Show every line below where "this" can be found.
'''
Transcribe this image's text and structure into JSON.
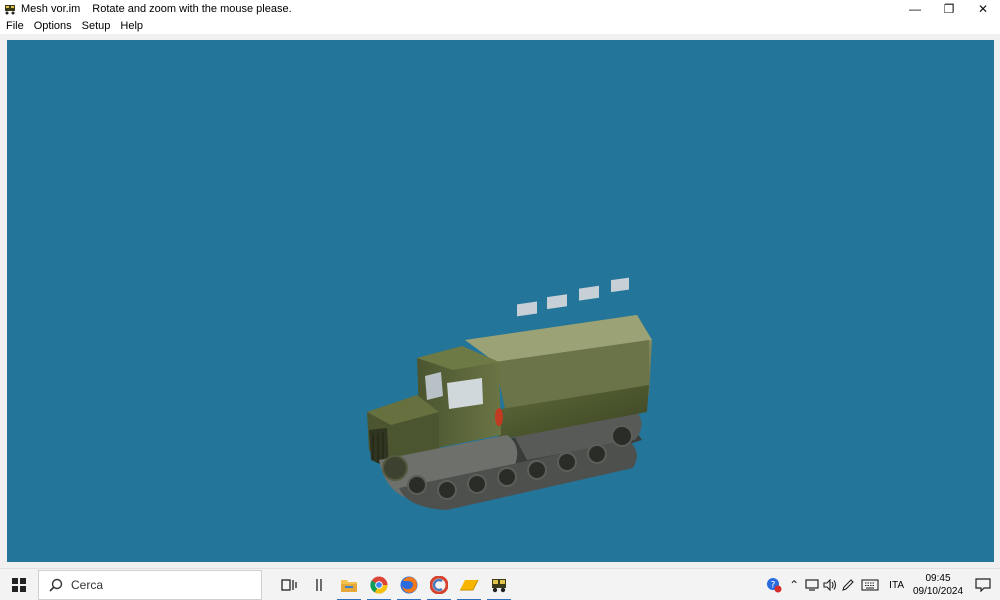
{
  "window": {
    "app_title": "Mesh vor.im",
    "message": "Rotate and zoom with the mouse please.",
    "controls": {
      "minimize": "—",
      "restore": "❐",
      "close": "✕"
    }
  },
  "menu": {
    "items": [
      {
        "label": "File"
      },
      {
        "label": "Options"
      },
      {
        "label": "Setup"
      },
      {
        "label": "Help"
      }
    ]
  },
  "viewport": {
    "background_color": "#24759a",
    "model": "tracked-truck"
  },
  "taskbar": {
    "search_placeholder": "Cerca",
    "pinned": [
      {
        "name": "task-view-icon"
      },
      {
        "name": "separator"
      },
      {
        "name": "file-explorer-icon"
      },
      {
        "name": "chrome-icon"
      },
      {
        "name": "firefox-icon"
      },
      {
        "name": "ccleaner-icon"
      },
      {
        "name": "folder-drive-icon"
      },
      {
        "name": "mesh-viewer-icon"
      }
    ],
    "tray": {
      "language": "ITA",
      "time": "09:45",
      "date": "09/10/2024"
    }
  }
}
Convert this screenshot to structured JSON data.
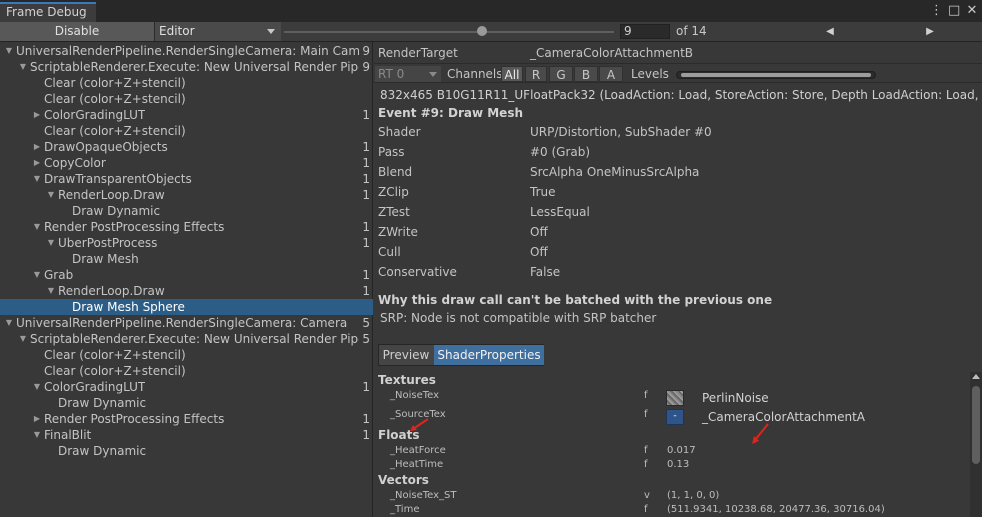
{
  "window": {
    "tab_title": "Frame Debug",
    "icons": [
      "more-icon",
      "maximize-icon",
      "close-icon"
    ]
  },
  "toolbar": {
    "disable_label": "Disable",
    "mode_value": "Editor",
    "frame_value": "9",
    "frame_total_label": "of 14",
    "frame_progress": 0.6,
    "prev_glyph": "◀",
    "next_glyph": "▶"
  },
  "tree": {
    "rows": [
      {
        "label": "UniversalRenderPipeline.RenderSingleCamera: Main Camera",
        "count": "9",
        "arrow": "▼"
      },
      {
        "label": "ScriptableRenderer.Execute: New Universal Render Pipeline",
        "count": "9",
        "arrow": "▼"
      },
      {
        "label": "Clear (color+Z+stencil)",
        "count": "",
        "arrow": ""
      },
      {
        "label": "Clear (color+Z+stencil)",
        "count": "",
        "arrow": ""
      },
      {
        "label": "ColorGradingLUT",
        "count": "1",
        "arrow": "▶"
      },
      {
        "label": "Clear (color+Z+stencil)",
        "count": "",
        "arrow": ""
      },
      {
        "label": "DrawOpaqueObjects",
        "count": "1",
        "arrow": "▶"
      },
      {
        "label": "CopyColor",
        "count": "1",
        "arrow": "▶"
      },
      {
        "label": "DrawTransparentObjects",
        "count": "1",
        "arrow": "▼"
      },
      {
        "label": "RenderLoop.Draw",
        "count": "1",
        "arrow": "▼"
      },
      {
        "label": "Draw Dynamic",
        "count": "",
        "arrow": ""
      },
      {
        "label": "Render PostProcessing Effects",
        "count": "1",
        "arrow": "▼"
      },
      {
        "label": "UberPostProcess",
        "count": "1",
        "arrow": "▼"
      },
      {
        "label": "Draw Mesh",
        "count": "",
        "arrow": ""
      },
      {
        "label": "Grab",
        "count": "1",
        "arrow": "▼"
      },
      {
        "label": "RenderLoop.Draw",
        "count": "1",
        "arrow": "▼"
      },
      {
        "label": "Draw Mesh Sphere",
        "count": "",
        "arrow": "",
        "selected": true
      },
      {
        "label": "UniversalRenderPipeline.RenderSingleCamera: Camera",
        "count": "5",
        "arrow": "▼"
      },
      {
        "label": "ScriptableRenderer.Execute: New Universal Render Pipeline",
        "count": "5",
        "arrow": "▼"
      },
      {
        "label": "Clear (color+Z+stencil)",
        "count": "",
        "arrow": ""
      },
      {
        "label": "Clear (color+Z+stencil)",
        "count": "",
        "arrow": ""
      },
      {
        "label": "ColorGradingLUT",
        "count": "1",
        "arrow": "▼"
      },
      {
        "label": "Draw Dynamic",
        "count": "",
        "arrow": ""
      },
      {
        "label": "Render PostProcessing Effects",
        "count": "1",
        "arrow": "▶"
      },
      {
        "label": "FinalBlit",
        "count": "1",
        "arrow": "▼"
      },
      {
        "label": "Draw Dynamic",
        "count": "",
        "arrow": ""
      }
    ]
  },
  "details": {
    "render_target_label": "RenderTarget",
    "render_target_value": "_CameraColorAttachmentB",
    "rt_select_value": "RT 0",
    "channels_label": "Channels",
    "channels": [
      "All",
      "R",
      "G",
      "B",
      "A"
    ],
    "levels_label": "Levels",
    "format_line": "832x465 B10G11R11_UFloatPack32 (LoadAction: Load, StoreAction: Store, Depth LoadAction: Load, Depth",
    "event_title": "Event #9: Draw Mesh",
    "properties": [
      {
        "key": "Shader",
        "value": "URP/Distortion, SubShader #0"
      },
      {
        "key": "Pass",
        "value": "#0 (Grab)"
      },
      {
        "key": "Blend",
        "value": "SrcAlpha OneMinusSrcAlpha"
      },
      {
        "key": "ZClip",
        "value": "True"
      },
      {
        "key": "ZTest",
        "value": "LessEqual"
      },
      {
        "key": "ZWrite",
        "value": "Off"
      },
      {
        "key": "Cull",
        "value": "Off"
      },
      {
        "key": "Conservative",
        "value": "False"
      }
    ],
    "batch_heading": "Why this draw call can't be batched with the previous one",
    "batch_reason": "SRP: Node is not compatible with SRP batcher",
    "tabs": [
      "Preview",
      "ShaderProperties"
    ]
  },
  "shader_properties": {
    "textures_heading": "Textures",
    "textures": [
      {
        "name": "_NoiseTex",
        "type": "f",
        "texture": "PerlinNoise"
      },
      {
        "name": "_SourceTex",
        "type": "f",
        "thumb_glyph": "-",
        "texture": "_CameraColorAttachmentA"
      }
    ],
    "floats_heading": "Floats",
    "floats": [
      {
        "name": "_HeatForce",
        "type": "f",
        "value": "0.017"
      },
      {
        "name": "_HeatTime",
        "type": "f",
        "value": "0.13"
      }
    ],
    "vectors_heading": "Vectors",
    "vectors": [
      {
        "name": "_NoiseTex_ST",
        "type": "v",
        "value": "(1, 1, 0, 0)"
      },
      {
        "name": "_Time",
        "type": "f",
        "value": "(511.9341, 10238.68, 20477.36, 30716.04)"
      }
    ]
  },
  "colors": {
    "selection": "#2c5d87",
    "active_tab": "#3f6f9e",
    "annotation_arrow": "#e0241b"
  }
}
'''
_WRITTEN ANSWER:_
Transcribe this image's text and structure into JSON.
Convert this screenshot to structured JSON data.
    "batch_heading": "Why this draw call can't be batched with the previous one",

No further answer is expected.